==== Extracted data
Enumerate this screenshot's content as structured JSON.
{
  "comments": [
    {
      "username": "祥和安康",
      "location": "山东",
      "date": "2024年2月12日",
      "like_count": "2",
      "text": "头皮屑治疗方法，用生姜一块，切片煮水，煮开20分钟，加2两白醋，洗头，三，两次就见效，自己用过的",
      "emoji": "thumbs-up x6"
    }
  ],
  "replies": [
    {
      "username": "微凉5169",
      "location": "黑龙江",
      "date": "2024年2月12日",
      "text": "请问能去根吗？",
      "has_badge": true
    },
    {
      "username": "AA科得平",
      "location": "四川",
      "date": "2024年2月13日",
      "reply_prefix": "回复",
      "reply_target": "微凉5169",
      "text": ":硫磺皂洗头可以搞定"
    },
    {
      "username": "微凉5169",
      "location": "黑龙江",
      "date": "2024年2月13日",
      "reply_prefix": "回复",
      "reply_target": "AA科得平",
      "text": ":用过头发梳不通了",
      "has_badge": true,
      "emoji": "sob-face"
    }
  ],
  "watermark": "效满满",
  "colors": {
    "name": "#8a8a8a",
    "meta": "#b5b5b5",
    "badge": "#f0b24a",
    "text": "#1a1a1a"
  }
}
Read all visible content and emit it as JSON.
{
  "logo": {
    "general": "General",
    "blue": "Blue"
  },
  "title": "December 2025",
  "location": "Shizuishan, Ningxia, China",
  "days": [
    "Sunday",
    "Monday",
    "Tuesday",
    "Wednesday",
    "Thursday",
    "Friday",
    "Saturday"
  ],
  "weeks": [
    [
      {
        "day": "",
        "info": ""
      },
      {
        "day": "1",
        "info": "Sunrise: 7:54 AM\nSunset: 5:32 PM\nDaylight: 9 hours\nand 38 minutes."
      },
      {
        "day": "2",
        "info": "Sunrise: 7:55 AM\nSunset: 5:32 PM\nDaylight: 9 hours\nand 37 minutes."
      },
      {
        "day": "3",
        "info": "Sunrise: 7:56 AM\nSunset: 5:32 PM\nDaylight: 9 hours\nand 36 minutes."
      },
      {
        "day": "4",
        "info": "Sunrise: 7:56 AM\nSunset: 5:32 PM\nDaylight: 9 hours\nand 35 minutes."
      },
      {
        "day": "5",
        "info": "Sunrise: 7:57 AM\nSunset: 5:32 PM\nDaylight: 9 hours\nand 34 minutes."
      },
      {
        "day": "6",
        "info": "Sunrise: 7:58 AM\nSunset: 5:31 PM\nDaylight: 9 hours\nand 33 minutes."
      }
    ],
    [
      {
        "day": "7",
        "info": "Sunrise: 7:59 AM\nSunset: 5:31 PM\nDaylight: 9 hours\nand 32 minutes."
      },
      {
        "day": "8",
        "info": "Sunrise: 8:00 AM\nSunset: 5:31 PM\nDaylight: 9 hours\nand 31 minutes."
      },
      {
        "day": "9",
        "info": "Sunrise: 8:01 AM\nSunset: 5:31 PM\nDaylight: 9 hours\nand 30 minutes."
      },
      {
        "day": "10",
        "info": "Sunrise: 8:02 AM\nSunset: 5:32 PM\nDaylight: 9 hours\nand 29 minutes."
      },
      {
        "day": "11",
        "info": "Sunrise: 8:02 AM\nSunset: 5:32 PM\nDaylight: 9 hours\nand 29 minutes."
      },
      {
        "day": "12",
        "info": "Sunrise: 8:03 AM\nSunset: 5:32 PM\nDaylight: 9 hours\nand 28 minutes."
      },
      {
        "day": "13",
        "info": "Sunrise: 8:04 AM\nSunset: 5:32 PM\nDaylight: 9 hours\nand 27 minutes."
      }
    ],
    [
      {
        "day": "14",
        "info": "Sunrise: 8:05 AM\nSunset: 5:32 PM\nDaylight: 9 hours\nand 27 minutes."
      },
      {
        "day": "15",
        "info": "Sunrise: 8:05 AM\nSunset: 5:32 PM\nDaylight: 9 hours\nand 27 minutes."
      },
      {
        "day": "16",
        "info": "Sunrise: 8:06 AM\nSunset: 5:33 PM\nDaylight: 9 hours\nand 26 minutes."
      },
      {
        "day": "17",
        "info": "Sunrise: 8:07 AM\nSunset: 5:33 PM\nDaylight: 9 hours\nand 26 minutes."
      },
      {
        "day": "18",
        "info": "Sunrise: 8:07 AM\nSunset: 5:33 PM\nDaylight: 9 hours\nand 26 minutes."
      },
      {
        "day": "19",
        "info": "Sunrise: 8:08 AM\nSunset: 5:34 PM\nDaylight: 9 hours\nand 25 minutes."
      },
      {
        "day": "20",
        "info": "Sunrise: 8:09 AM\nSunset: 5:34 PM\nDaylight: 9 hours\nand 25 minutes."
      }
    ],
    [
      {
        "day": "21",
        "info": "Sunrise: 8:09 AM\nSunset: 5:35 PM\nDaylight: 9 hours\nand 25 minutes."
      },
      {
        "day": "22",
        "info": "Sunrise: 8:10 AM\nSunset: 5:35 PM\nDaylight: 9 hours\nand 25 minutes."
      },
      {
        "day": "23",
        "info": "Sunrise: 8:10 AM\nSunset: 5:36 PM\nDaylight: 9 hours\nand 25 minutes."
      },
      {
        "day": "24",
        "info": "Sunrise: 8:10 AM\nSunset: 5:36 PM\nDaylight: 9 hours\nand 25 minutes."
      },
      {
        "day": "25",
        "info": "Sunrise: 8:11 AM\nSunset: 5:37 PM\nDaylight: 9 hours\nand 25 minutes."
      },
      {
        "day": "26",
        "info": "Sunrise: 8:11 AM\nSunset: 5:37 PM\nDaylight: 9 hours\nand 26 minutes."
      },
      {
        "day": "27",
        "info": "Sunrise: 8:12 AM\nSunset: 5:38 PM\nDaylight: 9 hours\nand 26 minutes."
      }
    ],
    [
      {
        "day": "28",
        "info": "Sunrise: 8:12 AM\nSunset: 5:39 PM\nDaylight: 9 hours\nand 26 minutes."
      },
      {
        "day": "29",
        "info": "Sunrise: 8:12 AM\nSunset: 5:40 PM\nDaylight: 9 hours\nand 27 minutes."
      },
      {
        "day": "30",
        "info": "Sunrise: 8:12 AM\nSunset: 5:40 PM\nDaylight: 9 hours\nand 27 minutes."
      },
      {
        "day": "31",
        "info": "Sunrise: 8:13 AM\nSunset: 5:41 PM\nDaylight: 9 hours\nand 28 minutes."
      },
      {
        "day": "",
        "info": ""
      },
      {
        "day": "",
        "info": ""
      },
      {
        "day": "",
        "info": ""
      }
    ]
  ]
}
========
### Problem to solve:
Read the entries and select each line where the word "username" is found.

### Solved exercise:
      "username": "祥和安康",
      "username": "微凉5169",
      "username": "AA科得平",
      "username": "微凉5169",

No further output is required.